That was news to him.
He asked, “Can I have this and show it to my attorney friend?”
I wanted to hug him. “Yes…and thank you very much for anything you can do.”
He dictated into his notes my partner’s inability to get disability “for some arcane reason I don’t understand.”
He’d prefer that she be on Copaxone, which she doesn’t want to take. (The MS specialist we’d seen didn’t think it would do her any good.) She’ll have follow-up blood work and MRI in May.
My partner asked him if he wanted her to see a neuro-ophthalmologist, since she thought that’s what he wanted. It wasn’t.
She asked him if she should take ibuprofen daily, just because. (That line of her “reasoning” was news to me.) He said no. But taking it for pain was okay.
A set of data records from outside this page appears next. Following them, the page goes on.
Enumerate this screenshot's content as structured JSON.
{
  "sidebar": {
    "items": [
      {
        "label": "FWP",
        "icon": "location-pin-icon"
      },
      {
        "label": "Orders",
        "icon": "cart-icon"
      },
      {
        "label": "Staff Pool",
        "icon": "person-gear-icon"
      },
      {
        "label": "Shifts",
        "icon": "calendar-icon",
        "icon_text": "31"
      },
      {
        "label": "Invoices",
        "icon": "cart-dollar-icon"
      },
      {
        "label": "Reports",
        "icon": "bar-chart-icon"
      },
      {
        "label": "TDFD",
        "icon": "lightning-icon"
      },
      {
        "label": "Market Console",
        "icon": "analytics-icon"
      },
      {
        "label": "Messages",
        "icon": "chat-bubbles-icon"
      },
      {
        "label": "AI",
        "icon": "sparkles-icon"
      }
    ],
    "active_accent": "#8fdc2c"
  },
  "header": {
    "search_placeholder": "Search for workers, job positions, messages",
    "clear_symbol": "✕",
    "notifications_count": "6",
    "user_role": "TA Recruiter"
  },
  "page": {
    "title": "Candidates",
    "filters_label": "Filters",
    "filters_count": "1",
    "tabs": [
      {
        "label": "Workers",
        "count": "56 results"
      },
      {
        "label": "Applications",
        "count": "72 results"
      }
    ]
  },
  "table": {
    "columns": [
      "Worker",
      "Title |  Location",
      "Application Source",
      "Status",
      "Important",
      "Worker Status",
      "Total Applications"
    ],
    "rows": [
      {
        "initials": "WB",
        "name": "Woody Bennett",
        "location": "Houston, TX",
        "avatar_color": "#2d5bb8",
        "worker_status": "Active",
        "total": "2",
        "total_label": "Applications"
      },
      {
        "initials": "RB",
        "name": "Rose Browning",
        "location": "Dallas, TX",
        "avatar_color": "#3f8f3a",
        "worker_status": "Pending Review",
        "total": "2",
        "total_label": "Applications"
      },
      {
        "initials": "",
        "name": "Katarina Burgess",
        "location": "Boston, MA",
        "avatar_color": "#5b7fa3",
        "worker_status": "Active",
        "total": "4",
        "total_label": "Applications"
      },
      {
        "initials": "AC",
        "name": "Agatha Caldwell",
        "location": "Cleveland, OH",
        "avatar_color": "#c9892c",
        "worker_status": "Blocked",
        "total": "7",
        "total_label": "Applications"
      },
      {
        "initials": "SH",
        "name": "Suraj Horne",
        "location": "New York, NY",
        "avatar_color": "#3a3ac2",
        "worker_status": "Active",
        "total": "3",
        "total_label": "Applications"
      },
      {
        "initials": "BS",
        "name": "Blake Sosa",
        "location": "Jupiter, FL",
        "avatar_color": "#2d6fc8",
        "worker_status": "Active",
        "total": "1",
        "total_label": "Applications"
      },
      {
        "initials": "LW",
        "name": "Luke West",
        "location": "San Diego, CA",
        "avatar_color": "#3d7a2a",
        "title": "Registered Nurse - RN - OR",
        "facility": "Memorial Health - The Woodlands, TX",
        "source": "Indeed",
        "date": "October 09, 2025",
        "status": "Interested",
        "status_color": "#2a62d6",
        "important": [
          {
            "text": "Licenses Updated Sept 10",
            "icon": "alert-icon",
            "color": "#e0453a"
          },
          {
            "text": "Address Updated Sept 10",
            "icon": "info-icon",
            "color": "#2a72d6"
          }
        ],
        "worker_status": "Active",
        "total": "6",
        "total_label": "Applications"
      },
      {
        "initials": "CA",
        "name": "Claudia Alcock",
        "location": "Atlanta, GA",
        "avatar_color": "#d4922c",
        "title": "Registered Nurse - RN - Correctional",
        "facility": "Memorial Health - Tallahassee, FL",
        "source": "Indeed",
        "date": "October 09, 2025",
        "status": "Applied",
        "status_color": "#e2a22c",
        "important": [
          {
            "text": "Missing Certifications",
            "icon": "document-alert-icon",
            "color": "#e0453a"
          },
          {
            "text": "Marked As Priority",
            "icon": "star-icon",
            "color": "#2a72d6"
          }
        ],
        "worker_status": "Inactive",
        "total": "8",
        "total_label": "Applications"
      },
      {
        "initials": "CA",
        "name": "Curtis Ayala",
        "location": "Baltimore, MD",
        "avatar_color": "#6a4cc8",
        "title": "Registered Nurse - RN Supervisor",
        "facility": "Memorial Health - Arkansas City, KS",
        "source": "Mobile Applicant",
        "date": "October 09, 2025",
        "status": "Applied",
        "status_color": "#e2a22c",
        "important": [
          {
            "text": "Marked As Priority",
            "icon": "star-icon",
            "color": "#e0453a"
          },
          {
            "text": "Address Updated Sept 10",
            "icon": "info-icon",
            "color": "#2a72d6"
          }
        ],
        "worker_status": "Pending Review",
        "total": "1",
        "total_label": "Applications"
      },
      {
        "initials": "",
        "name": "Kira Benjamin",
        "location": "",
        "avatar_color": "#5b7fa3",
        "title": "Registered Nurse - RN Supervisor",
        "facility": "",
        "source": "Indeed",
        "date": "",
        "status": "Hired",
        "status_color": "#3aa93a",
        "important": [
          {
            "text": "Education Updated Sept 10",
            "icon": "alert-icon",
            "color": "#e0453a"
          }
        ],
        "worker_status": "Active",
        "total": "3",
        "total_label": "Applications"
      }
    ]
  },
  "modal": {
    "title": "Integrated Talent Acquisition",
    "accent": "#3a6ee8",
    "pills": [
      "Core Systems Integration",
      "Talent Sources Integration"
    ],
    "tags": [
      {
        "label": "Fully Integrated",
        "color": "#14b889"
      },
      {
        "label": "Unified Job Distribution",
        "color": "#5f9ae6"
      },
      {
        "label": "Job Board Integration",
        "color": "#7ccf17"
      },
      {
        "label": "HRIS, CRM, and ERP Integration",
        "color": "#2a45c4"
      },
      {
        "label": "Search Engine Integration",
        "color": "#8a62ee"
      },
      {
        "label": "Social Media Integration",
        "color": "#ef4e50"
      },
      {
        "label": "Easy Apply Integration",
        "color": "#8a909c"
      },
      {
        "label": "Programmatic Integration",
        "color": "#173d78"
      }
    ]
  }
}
He dictated into his notes that she has basically normal balance and is fully oriented, with no incontinence. And that she is also “very tangential, intelligent, has a rich vocabulary, and very evasive answers in terms of the tangentiality….It’s difficult to get a solid answer.” He again stated that what appears to be her MS coexists with what is likely an “organic schizophrenic issue,” and that her neuropsych testing “demonstrates evidence of loss of cognitive function as well as schizo-affective features.” He described her mood as “reasonable” and “euthymic” (reasonably positive).
He told me she has a “very complicated presentation.”
I listen to the drip of rain outside as I write. My partner tells me that the email she got from 23and Me says they’ve received her DNA sample. They will analyze the drip of her saliva.
I didn’t want to rush her or nag her, but I’d been waiting impatiently for her to send her sample in. I was very happy when she did and wonder about the timing. She had opened her DNA kit following the discussion at the MS support group about how no one really knows what causes MS.
The DNA analysis includes disease risk tests for MS — along with those for Hashimoto’s and hypothyroidism, various heart diseases (though no mention of mitral valve prolapse), schizophrenia, OCD, Parkinson’s, and Alzheimer’s — though nothing (yet) for Marfan Syndrome.
While we wait for news about her genome, she fills out the various surveys on the site. She tells me she’s having a lot of trouble with the one called “Reading the Mind in the Eyes,” which measures the ability to sense other people’s emotions based on their facial expressions.
According to the description, “The test has been used to distinguish between adults with Asperger syndrome, adults with high-functioning autism, and people without these conditions. Scores on this test also correlate with the number of autistic traits in adults of normal intelligence.”
That she has trouble with this test makes perfect sense to me. Before her various diagnoses, I had often wondered if she were autistic, and a friend of mine had suggested Asperger’s.
I had answered 30 out of the 36 questions correctly. (“In the research used to validate this test, men and women from the general population answered 26 questions correctly, on average, with a range of 17 to 35. Individuals whose IQs were one standard deviation above the mean on average answered 31 questions correctly. Individuals with Asperger’s syndrome or high functioning autism tended to answer fewer questions correctly, an average of 22 out of the 36.”)
My partner asked me for help. She wanted to know which emotion I chose for a particular facial expression.
“I’ll tell you after you finish the test,” I said.
I smiled back at her. “Yep.”
I had gotten that particular expression correct, as had 90 percent of respondents on the site. Fewer than one percent — the smallest proportion — had matched my partner’s initial guess, which she based, solely it seems, on pupil size. I don’t know what answer she finally chose.
She is under her blanket now. She said (after four days of taking it) that the Synthroid makes her feel more energetic. Then she said it makes her feel jittery.
Right now I just hope she’s getting some sleep.